Not a lot of thoughts for Betty from this week, she wasn’t really a big part of this episode.  It was good to see her going out with the whole family though – most of the time she was married to Don, we only saw her in the household, constantly waiting for him to come home.

Sally, Secretaries, Nurse Phobe, and Dr. Faye
This episode gave us a personal view into Sally Draper’s feelings on all the changes that have happened semi-recently – namely that she hates her house, and misses her dad more than anything.  (I was hoping the final shot of Don leaving the office, would cut to him showing up at the house with the presents, and totally making Sally’s Christmas.)  When Glen broke into the Draper house, my initial reaction was “what a little turd” but after seeing that he left her room untouched, and gave her his twine lanyard, I realized he was likely doing it for Sally’s benefit – hoping that by making the house seems “dangerous” Betty and Henry would move the family.  I’m curious what Sally thinks of him, possibly she has a little bit of a crush?  She was forced to confront possible realities via Glen – Betty and Henry will get married, they’ll have a baby, they’re “doing it” – but it was difficult to get a read on how she felt about Henry and their new life, beyond just missing Don.

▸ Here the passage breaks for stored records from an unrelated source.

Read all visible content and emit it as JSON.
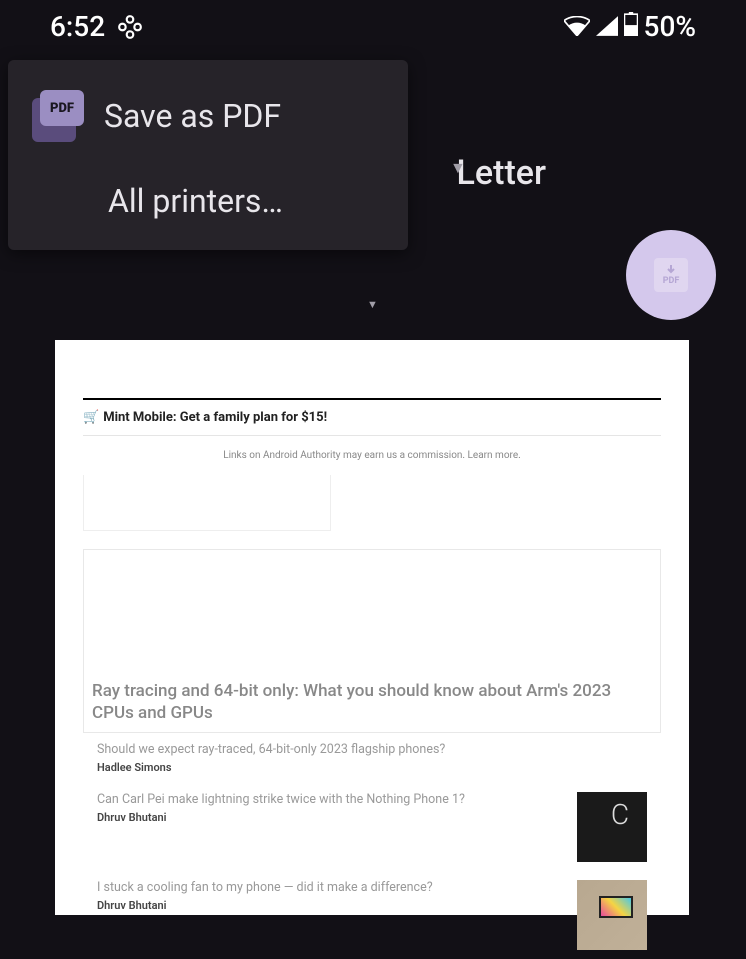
{
  "status_bar": {
    "time": "6:52",
    "battery_text": "50%"
  },
  "print": {
    "paper_size": "Letter"
  },
  "dropdown": {
    "save_pdf": "Save as PDF",
    "pdf_badge": "PDF",
    "all_printers": "All printers…"
  },
  "fab": {
    "label": "PDF"
  },
  "preview": {
    "banner": "Mint Mobile: Get a family plan for $15!",
    "disclosure": "Links on Android Authority may earn us a commission. Learn more.",
    "featured_title": "Ray tracing and 64-bit only: What you should know about Arm's 2023 CPUs and GPUs",
    "articles": [
      {
        "title": "Should we expect ray-traced, 64-bit-only 2023 flagship phones?",
        "author": "Hadlee Simons"
      },
      {
        "title": "Can Carl Pei make lightning strike twice with the Nothing Phone 1?",
        "author": "Dhruv Bhutani"
      },
      {
        "title": "I stuck a cooling fan to my phone — did it make a difference?",
        "author": "Dhruv Bhutani"
      }
    ]
  }
}
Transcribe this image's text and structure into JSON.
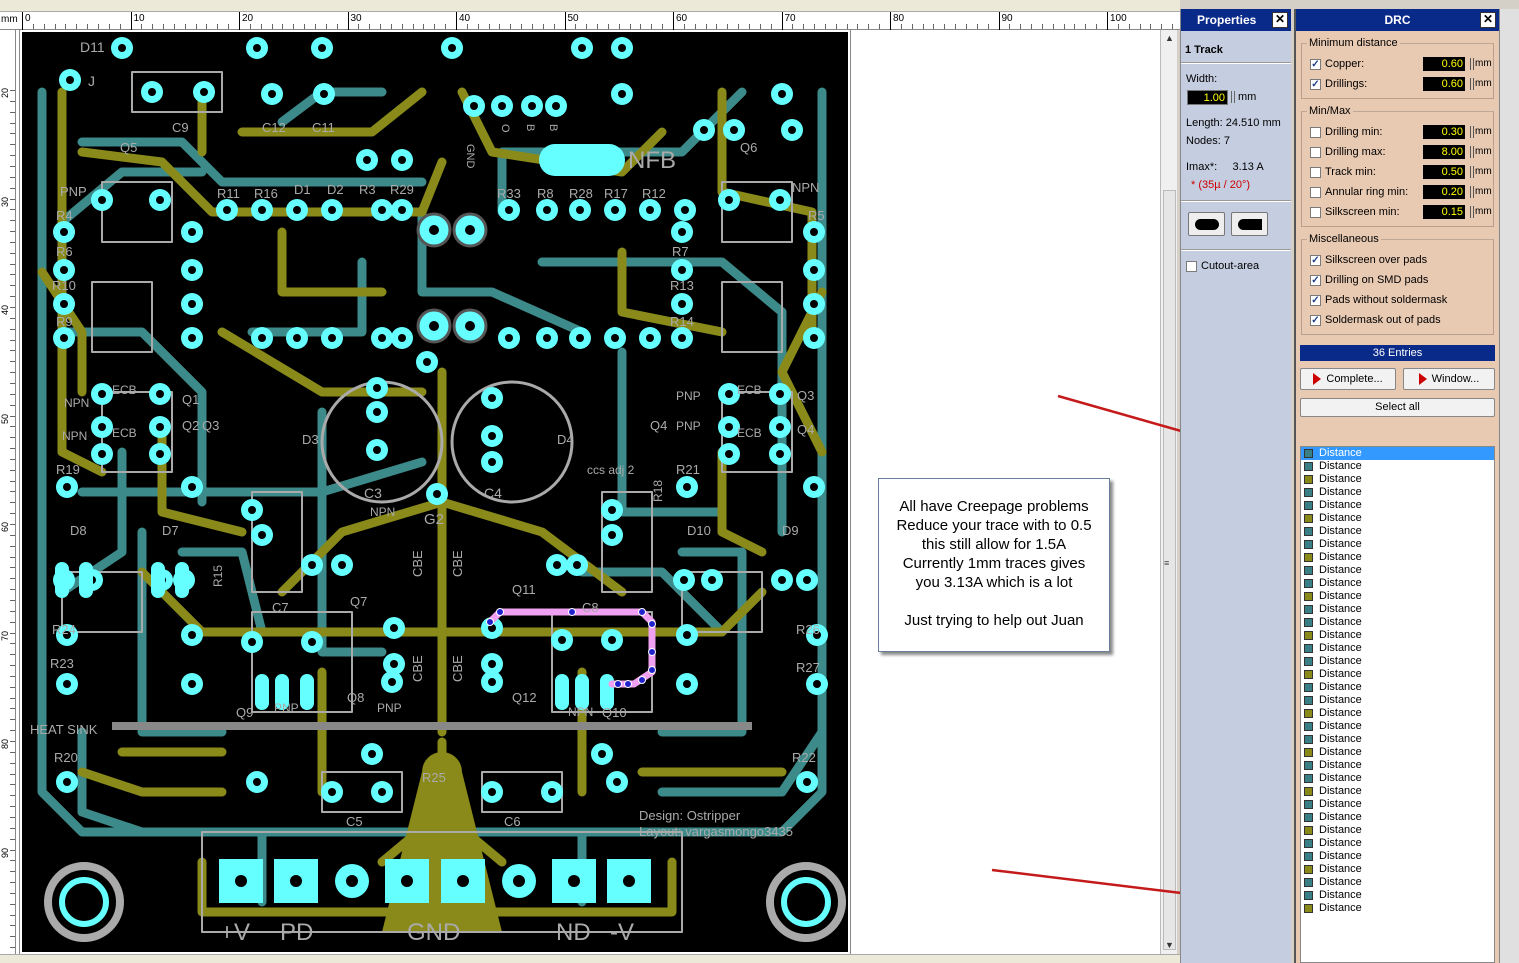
{
  "ruler": {
    "unit": "mm",
    "top_labels": [
      "0",
      "10",
      "20",
      "30",
      "40",
      "50",
      "60",
      "70",
      "80",
      "90",
      "100"
    ],
    "left_labels": [
      "20",
      "30",
      "40",
      "50",
      "60",
      "70",
      "80",
      "90"
    ]
  },
  "board_text": {
    "refdes": [
      "D11",
      "J",
      "C9",
      "C12",
      "C11",
      "D1",
      "D2",
      "R3",
      "R29",
      "R11",
      "R16",
      "R33",
      "R8",
      "R28",
      "R17",
      "R12",
      "Q5",
      "Q6",
      "PNP",
      "NPN",
      "R4",
      "R6",
      "R10",
      "R9",
      "R5",
      "R7",
      "R13",
      "R14",
      "NFB",
      "GND",
      "O",
      "B",
      "B",
      "R9",
      "Q1",
      "Q2",
      "Q3",
      "Q4",
      "D3",
      "D4",
      "C3",
      "C4",
      "R21",
      "R19",
      "R18",
      "D8",
      "D7",
      "D10",
      "D9",
      "R15",
      "C7",
      "Q7",
      "Q8",
      "Q9",
      "Q10",
      "Q11",
      "Q12",
      "R24",
      "R23",
      "R26",
      "R27",
      "R20",
      "R22",
      "R25",
      "C5",
      "C6",
      "G2",
      "HEAT SINK",
      "ccs adj 2",
      "NPN",
      "PNP",
      "ECB",
      "CBE"
    ],
    "credits": [
      "Design: Ostripper",
      "Layout: vargasmongo3435"
    ],
    "connectors": [
      "+V",
      "PD",
      "GND",
      "ND",
      "-V"
    ]
  },
  "note": {
    "lines": [
      "All have Creepage problems",
      "Reduce your trace with to 0.5",
      "this still allow for 1.5A",
      "Currently 1mm traces gives",
      "you 3.13A which is a lot",
      "",
      "Just trying to help out Juan"
    ]
  },
  "properties": {
    "title": "Properties",
    "close": "✕",
    "heading": "1 Track",
    "width_label": "Width:",
    "width_value": "1.00",
    "width_unit": "mm",
    "length": "Length:  24.510 mm",
    "nodes": "Nodes:   7",
    "imax_label": "Imax*:",
    "imax_value": "3.13 A",
    "imax_note": "* (35µ / 20°)",
    "cutout": "Cutout-area"
  },
  "drc": {
    "title": "DRC",
    "close": "✕",
    "min_distance": {
      "label": "Minimum distance",
      "rows": [
        {
          "label": "Copper:",
          "checked": true,
          "value": "0.60",
          "unit": "mm"
        },
        {
          "label": "Drillings:",
          "checked": true,
          "value": "0.60",
          "unit": "mm"
        }
      ]
    },
    "minmax": {
      "label": "Min/Max",
      "rows": [
        {
          "label": "Drilling min:",
          "checked": false,
          "value": "0.30",
          "unit": "mm"
        },
        {
          "label": "Drilling max:",
          "checked": false,
          "value": "8.00",
          "unit": "mm"
        },
        {
          "label": "Track min:",
          "checked": false,
          "value": "0.50",
          "unit": "mm"
        },
        {
          "label": "Annular ring min:",
          "checked": false,
          "value": "0.20",
          "unit": "mm"
        },
        {
          "label": "Silkscreen min:",
          "checked": false,
          "value": "0.15",
          "unit": "mm"
        }
      ]
    },
    "misc": {
      "label": "Miscellaneous",
      "rows": [
        {
          "label": "Silkscreen over pads",
          "checked": true
        },
        {
          "label": "Drilling on SMD pads",
          "checked": true
        },
        {
          "label": "Pads without soldermask",
          "checked": true
        },
        {
          "label": "Soldermask out of pads",
          "checked": true
        }
      ]
    },
    "entries": "36 Entries",
    "complete_btn": "Complete...",
    "window_btn": "Window...",
    "select_all": "Select all",
    "list_item": "Distance",
    "swatch_colors": [
      "#3a7f86",
      "#8a8a1a"
    ],
    "list_count": 36
  },
  "colors": {
    "copper_top": "#8a8a1a",
    "copper_bottom": "#3d8a8a",
    "pad": "#6ff",
    "silk": "#aaa",
    "selected_track": "#f0a0f0",
    "arrow": "#c41a1a"
  }
}
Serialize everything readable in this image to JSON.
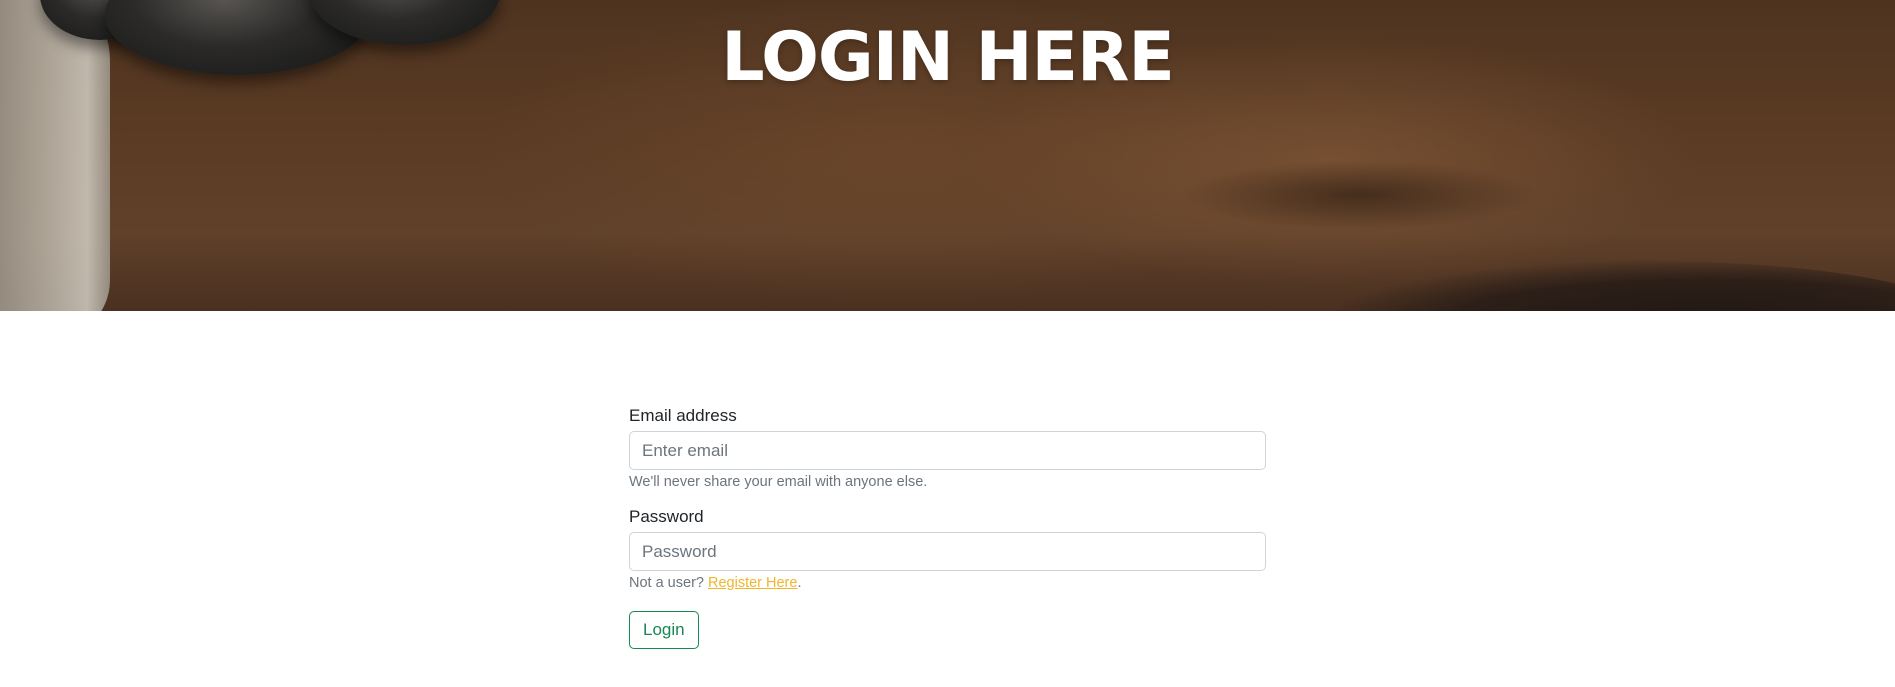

So at first I thought the secretary was going to leave when Don initially kissed her, but I was even more surprised when she just got up and left afterward.  I can’t tell if Don realized what an asshole he was being to her the morning after, or that, from her face, and the series of events, he was treating her like a prostitute.  I thought she was writing a letter of resignantion when she returned to her desk after receiving her “bonus”, but next weeks preview shows her still at the office.  I won’t be surprised if she leaves the company soemtime in the near future though.

I was surprised to see a woman at the head of the table during a client meeting, and even more shocked to realize she was someone who was in charge, and a doctor no less.  I feel like we’re beginning to see the progression of women throughout the decade, but in indirect ways.  (And I appreciate that they portray progressions along with the stigmas that still existed – virginity, divorce, etc.)  Joan’s face when her colleague mentioned that Dr. Faye was the woman who came up with advertising for feminine hygiene products was priceless.  Don struck out once again when he asked her out to dinner after the Christmas party.  She told him exactly what she thought of him, something I don’t think Don hears very often, especially from women.

There was the introduction of another new character – Don’s neighbor, Nurse Phoebe.  He turned down another invitation to be with people during the holidays (last week he opted to spend Thanksgiving with a prostitute instead of the girl he went on a date with, this week he said no to a Christmas party.)  Phoebe is nice, but doesn’t seem very interested in Don.  Like Dr. Faye, I think she sees him clearly, as a man going through a rough time, and while she will help him as she can, she doesn’t have any interest in getting involved with him in any way.  But, when it comes to Don Draper, you never know.

Leave your thoughts on Glen’s break in, the way women now interact with Don, and Peggy’s new relationship in the comments.

1 Comment »

  1. thanks so much for breaking down the women’s story lines!

    Mad Men is one of the few shows that has a female writing team but you hardly ever hear about them (my blog post on that here: so to see the female-only recap gives perspective on where the writers are taking the show, now that it’s a “New Era”. Unfortunately, it seems like this New Era environment for women changed over night, with little struggle or nod to the movement happening during the time. (Last session, at least Paul Kinsey protested segregation in the south to root the story in a historical movement.)

    Great contributions to the topic, as always!

    Comment by Elisa — August 4, 2010 @ 5:51 am

RSS feed for comments on this post. TrackBack URL

Leave a comment